Since her shipwreck in1771, the wooden vessel Vrouw Maria has been lying on the seabed at 41 m depth on the border between the Archipelago Sea and the northern Baltic proper, off the southern coast of Finland. The wreck lies in an upward position in a right angle to the dominating bottom current, which is potentially affecting seabed topography, sediment characteristics and zoobenthic communities both upstream (NE)and downstream (SW) of the wreck. This multidisciplinary study attempts to clarifyabiotic and biotic patterns and processes in the vicinity of the wreck by combining field investigations with physical simulation studies in the field and in the laboratory. Multibeam echo-sounder techniques were utilised to generate a map of the wreck area and sediment grab samples were taken to characterize the sediment type and its zoobenthic community. A medium-sized field experiment generated data on the accumulation of sediment organic matter in the presence and absence of a current and/or a barrier on the seafloor and a small-scaled laboratory study was conducted to simulate scour forming processes. The results showed that a deeper basin, scour area, with the dimensions 150 x 300 m, was present downstream of the wreck and there was also a smaller scour area upstream of the wreck. Similar traces on the bottom were simulated in the laboratory. The organic content (recent mud) and the proportion of finer sediment were more pronounced in areas closer to both sides of the wreck.These results were inturn imitated in a field experiment, where the accumulation of organic matter in the sediment increased significantly downstream, when a current was interrupted by a barrier. Regarding zoobenthos in the wreck area, 11 taxa and a mean total abundance of 773 individuals per m2 were registered. The dominant species were Macoma balthica and Marenzelleria sp., which together made up > 80% of the total numberof individuals. Multivariate data analyses showed significant differences in community structure between upstream and downstream sides of the wreck and these differences were basically expressed as more individuals upstream of the wreck of the seven most common species. Univariate data analyses also showed significantly more species and higher total abundance in the scour area upstream of the wreck compared to the downstream scour area. The weakened communities downstream of the wreck werepossibly due to accumulation of organic matter and more frequent occurrence of hypoxia. The results are useful for describing bottom areas around long-term physical barriers/artificial reefs, as background measurements ahead of possibly increased archaeological diving activities, sediment excavations or measures taken to raise the wreck to the surface, as well as for any attempts to preserve the wreck in situ.

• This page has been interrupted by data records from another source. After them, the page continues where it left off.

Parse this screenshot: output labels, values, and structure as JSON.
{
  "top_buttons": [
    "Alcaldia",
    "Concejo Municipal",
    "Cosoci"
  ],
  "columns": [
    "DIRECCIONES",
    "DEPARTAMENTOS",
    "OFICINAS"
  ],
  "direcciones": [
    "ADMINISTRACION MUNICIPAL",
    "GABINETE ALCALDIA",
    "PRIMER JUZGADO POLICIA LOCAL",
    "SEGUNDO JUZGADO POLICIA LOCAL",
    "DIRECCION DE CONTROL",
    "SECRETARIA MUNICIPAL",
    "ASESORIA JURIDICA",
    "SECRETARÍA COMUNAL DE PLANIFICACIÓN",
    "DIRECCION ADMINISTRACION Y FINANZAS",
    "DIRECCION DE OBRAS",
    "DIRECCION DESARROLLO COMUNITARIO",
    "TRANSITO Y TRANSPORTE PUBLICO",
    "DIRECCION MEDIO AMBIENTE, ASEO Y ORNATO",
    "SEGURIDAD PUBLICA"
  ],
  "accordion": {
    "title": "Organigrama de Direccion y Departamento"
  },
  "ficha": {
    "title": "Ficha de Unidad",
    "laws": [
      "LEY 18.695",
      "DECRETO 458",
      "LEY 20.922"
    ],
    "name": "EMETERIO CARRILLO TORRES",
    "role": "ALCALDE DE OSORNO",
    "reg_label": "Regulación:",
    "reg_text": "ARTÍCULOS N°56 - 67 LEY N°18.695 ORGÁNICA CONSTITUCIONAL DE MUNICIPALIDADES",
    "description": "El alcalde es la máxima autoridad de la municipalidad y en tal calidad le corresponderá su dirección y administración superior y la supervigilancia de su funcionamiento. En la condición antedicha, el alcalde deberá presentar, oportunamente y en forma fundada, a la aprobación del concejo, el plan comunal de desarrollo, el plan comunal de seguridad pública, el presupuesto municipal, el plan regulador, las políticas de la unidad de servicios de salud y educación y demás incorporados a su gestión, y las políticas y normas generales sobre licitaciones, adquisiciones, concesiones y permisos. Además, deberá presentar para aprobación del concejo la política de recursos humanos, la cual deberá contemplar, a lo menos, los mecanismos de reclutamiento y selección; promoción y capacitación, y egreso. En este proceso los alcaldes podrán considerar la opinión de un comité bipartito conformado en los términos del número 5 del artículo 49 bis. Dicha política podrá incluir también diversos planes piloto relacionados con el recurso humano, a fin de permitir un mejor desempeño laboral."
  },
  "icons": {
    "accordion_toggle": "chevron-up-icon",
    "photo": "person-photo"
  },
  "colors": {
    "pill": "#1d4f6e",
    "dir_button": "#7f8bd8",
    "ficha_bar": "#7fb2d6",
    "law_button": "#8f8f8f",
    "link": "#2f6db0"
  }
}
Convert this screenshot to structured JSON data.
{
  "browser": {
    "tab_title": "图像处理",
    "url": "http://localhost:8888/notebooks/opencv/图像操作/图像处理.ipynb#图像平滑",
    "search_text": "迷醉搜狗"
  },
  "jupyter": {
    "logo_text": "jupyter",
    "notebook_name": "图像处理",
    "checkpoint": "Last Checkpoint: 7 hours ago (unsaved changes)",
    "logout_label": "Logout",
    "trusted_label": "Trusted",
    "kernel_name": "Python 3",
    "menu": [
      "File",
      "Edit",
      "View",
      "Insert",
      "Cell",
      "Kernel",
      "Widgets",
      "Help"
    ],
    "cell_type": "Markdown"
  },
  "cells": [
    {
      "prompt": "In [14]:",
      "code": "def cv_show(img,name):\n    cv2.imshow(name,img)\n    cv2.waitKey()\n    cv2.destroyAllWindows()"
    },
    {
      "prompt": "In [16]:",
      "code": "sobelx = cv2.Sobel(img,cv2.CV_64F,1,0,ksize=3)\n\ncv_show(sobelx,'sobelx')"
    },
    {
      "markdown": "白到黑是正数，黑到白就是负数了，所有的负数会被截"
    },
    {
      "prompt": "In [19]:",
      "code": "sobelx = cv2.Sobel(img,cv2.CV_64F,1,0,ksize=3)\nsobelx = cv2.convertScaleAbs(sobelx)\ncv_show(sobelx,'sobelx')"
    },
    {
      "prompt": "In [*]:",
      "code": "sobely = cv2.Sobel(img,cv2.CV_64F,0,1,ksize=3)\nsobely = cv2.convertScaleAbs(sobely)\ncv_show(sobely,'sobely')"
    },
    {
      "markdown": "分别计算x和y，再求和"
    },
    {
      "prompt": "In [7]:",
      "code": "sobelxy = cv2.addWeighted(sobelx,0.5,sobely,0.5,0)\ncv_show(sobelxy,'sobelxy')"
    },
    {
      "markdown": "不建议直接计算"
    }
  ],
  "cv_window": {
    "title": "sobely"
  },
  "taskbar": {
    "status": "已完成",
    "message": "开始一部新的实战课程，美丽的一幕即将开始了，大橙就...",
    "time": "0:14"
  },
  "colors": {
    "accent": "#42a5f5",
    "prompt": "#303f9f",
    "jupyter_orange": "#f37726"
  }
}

|Journal||Continental Shelf Research|
|Publication status||Published - 2015|
|MoE publication type||A1 Journal article-refereed|